Last ‘Dance’: Downtown Auburn antique shop closes due to COVID-19
Tom Patterson believes people in the antiques business should be honest.
This fall, however, the person that Patterson had to be honest with wasn’t a customer. It was himself.
And the truth Patterson had to confront was that his business, Dance Hall Antiques, could no longer survive due to the COVID-19 pandemic.
On Sunday, the shop welcomed its last customers after more than 25 years in business, the last seven at 35 Market St. in downtown Auburn.
Patterson, 72, told The Citizen on Tuesday that before the pandemic he wasn’t planning on retiring anytime soon. His business partner, Dale Ross, passed away five years ago, but Patterson continued to run the shop by himself afterward.
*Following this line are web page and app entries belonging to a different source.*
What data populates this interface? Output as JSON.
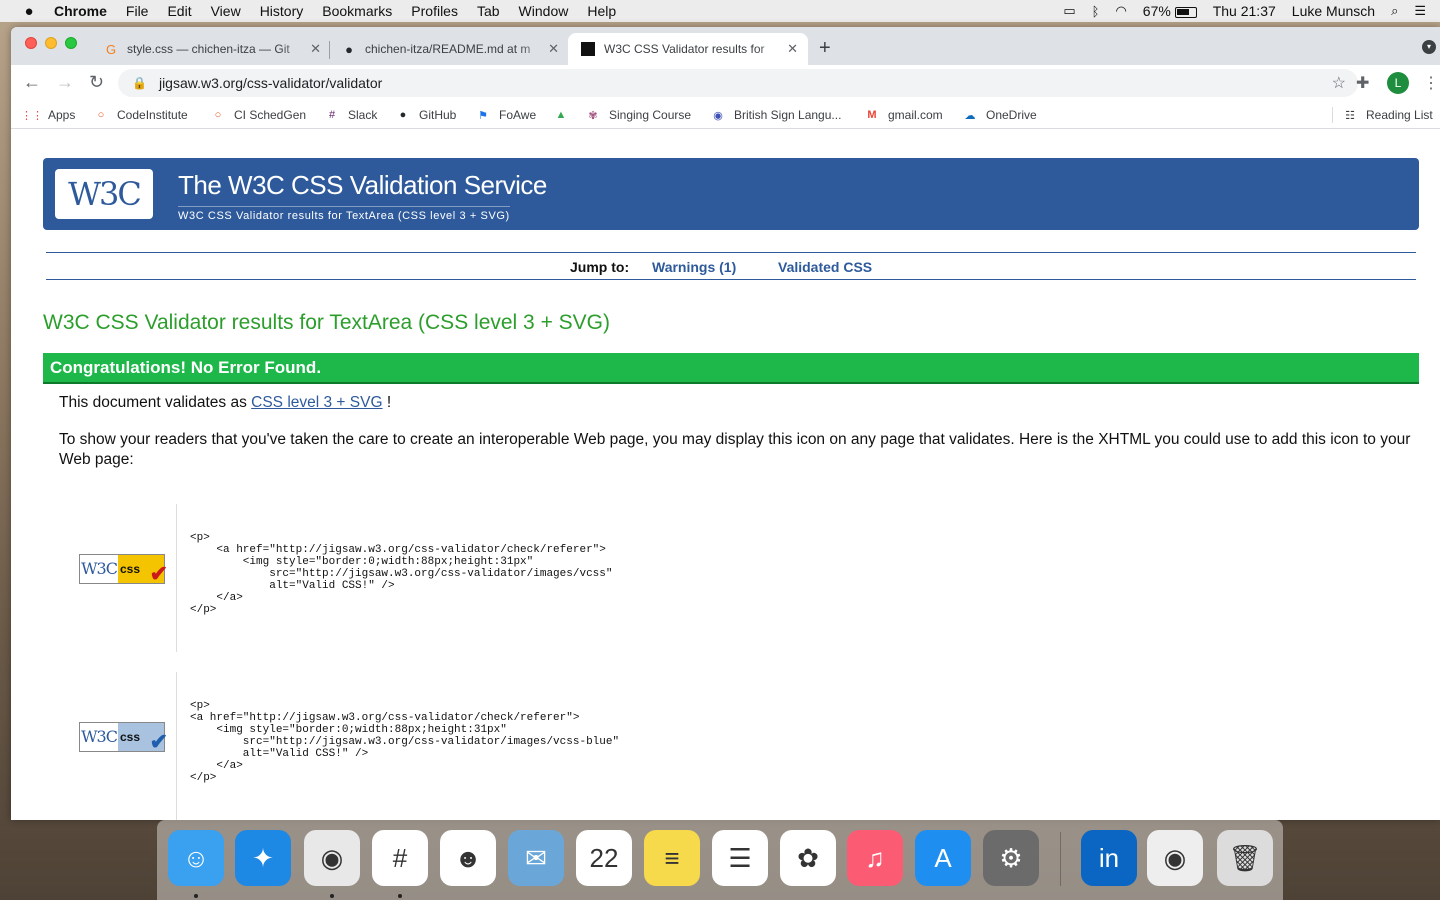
{
  "menubar": {
    "app_name": "Chrome",
    "menus": [
      "File",
      "Edit",
      "View",
      "History",
      "Bookmarks",
      "Profiles",
      "Tab",
      "Window",
      "Help"
    ],
    "battery": "67%",
    "clock": "Thu 21:37",
    "user": "Luke Munsch"
  },
  "tabs": [
    {
      "title": "style.css — chichen-itza — Git",
      "icon": "gitpod-icon",
      "active": false
    },
    {
      "title": "chichen-itza/README.md at m",
      "icon": "github-icon",
      "active": false
    },
    {
      "title": "W3C CSS Validator results for",
      "icon": "w3c-icon",
      "active": true
    }
  ],
  "address_bar": {
    "url": "jigsaw.w3.org/css-validator/validator"
  },
  "profile_initial": "L",
  "bookmarks": [
    {
      "label": "Apps",
      "icon": "apps-grid-icon",
      "color": "#e8453c"
    },
    {
      "label": "CodeInstitute",
      "icon": "ring-icon",
      "color": "#e8571c"
    },
    {
      "label": "CI SchedGen",
      "icon": "ring-icon",
      "color": "#e8571c"
    },
    {
      "label": "Slack",
      "icon": "slack-icon",
      "color": "#611f69"
    },
    {
      "label": "GitHub",
      "icon": "github-icon",
      "color": "#24292e"
    },
    {
      "label": "FoAwe",
      "icon": "flag-icon",
      "color": "#1a73e8"
    },
    {
      "label": "",
      "icon": "google-drive-icon",
      "color": "#34a853"
    },
    {
      "label": "Singing Course",
      "icon": "singing-icon",
      "color": "#a0527c"
    },
    {
      "label": "British Sign Langu...",
      "icon": "sign-language-icon",
      "color": "#3f51b5"
    },
    {
      "label": "gmail.com",
      "icon": "gmail-icon",
      "color": "#ea4335"
    },
    {
      "label": "OneDrive",
      "icon": "cloud-icon",
      "color": "#0f6cbd"
    }
  ],
  "reading_list": "Reading List",
  "page": {
    "banner_title": "The W3C CSS Validation Service",
    "banner_subtitle": "W3C CSS Validator results for TextArea (CSS level 3 + SVG)",
    "logo_text": "W3C",
    "jump_label": "Jump to:",
    "jump_links": [
      "Warnings (1)",
      "Validated CSS"
    ],
    "results_title": "W3C CSS Validator results for TextArea (CSS level 3 + SVG)",
    "congrats": "Congratulations! No Error Found.",
    "validates_prefix": "This document validates as",
    "validates_link": "CSS level 3 + SVG",
    "validates_suffix": "!",
    "explain": "To show your readers that you've taken the care to create an interoperable Web page, you may display this icon on any page that validates. Here is the XHTML you could use to add this icon to your Web page:",
    "badges": [
      {
        "w3c": "W3C",
        "css": "css",
        "bg": "#f5c400",
        "check_color": "#cc1a1a",
        "code": "<p>\n    <a href=\"http://jigsaw.w3.org/css-validator/check/referer\">\n        <img style=\"border:0;width:88px;height:31px\"\n            src=\"http://jigsaw.w3.org/css-validator/images/vcss\"\n            alt=\"Valid CSS!\" />\n    </a>\n</p>"
      },
      {
        "w3c": "W3C",
        "css": "css",
        "bg": "#a8c2e0",
        "check_color": "#1f5fae",
        "code": "<p>\n<a href=\"http://jigsaw.w3.org/css-validator/check/referer\">\n    <img style=\"border:0;width:88px;height:31px\"\n        src=\"http://jigsaw.w3.org/css-validator/images/vcss-blue\"\n        alt=\"Valid CSS!\" />\n    </a>\n</p>"
      }
    ]
  },
  "dock": [
    {
      "name": "finder-icon",
      "color": "#3aa0f0",
      "glyph": "☺",
      "running": true
    },
    {
      "name": "safari-icon",
      "color": "#1e88e5",
      "glyph": "✦",
      "running": false
    },
    {
      "name": "chrome-icon",
      "color": "#e8e8e8",
      "glyph": "◉",
      "running": true
    },
    {
      "name": "slack-icon",
      "color": "#ffffff",
      "glyph": "#",
      "running": true
    },
    {
      "name": "smiley-app-icon",
      "color": "#ffffff",
      "glyph": "☻",
      "running": false
    },
    {
      "name": "preview-icon",
      "color": "#6aa7d8",
      "glyph": "✉",
      "running": false
    },
    {
      "name": "calendar-icon",
      "color": "#ffffff",
      "glyph": "22",
      "running": false
    },
    {
      "name": "notes-icon",
      "color": "#f7d94c",
      "glyph": "≡",
      "running": false
    },
    {
      "name": "reminders-icon",
      "color": "#ffffff",
      "glyph": "☰",
      "running": false
    },
    {
      "name": "photos-icon",
      "color": "#ffffff",
      "glyph": "✿",
      "running": false
    },
    {
      "name": "music-icon",
      "color": "#fb5c74",
      "glyph": "♫",
      "running": false
    },
    {
      "name": "app-store-icon",
      "color": "#1f8ef1",
      "glyph": "A",
      "running": false
    },
    {
      "name": "system-preferences-icon",
      "color": "#6b6b6b",
      "glyph": "⚙",
      "running": false
    },
    {
      "name": "linkedin-icon",
      "color": "#0a66c2",
      "glyph": "in",
      "running": false
    },
    {
      "name": "chrome-window-icon",
      "color": "#eeeeee",
      "glyph": "◉",
      "running": false
    },
    {
      "name": "trash-icon",
      "color": "#dcdcdc",
      "glyph": "🗑",
      "running": false
    }
  ]
}
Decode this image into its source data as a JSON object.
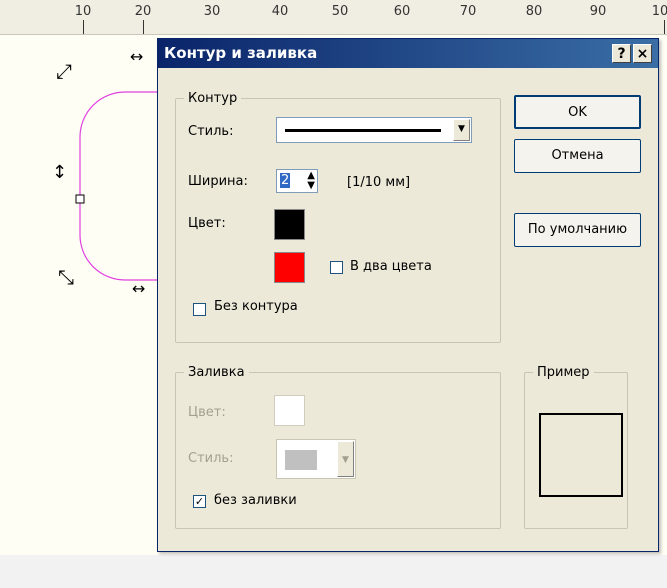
{
  "ruler": {
    "ticks": [
      "10",
      "20",
      "30",
      "40",
      "50",
      "60",
      "70",
      "80",
      "90",
      "10"
    ]
  },
  "canvas": {
    "shape_color": "#e040e0"
  },
  "dialog": {
    "title": "Контур и заливка",
    "help_button": "?",
    "close_button": "×",
    "outline": {
      "group_label": "Контур",
      "style_label": "Стиль:",
      "width_label": "Ширина:",
      "width_value": "2",
      "width_unit": "[1/10 мм]",
      "color_label": "Цвет:",
      "color1": "#000000",
      "color2": "#ff0000",
      "two_color_label": "В два цвета",
      "two_color_checked": false,
      "no_outline_label": "Без контура",
      "no_outline_checked": false
    },
    "fill": {
      "group_label": "Заливка",
      "color_label": "Цвет:",
      "style_label": "Стиль:",
      "no_fill_label": "без заливки",
      "no_fill_checked": true,
      "no_fill_mark": "✓"
    },
    "buttons": {
      "ok": "OK",
      "cancel": "Отмена",
      "default": "По умолчанию"
    },
    "preview": {
      "group_label": "Пример"
    }
  }
}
Or at least he did until Sunday, March 15, the last day it was open before having to close due to New York’s COVID-19 guidance. It didn’t reopen until November.
Around that time, Patterson realized that he should only reopen Dance Hall Antiques to close it for good.
“I kept tossing back and forth. I said several prayers to get the right answer, and I think it came,” he said. “The pandemic just took its toll. Economically, we couldn’t do it.”
A native of the village of Waverly in the Southern Tier, Patterson came to Auburn in 1968 to study retail business management at Auburn (now Cayuga) Community College. But he ended up with a nursing degree, which led to a 43-year career as a registered nurse at Auburn Community Hospital. Meanwhile, in 1995, he and Ross established Dance Hall Antiques at a nine-room farmhouse they renovated in Genoa. Before that, they rented space from Bakers Acres in Lansing, where they did business under the name Country Antiques.
Over the next seven years in downtown Auburn, Patterson was reminded again and again why he started selling antiques. He loves researching their history, he said, and appreciates their craftsmanship. Among his favorites are Eastlake furniture, a style of ornate designs from the late Victorian era, and Hummels, a series of hand-painted porcelain figurines that originated in 1930s Germany.
Dance Hall also had a reputation for glassware and ceramics, Patterson added, with pieces from renowned names like Hall China Co. and pottery brand McCoy.
But what Patterson loved most about carrying those names, he said, is sharing their history and their craftsmanship with his customers.
“Everyone is so kind, and there’s rarely a disgruntled customer,” he said. “If you don’t have what they’re looking for, they’re polite and they move on.”
After a clearance sale that started with a 60% discount and ended with $5 bag deals, Dance Hall is mostly empty. The reaction to the shop’s closure has been heartening, Patterson added.
In retirement, he’ll keep making himself available for estate sales, as he’s licensed to help families part with the contents of a loved one’s home. He also volunteers at Holy Family Church.
Still, Patterson will miss his customers. Without them, he said, Dance Hall Antiques never would have found its footing.
“The people are my life,” he said. “I love meeting and helping them. That’s what life is about.”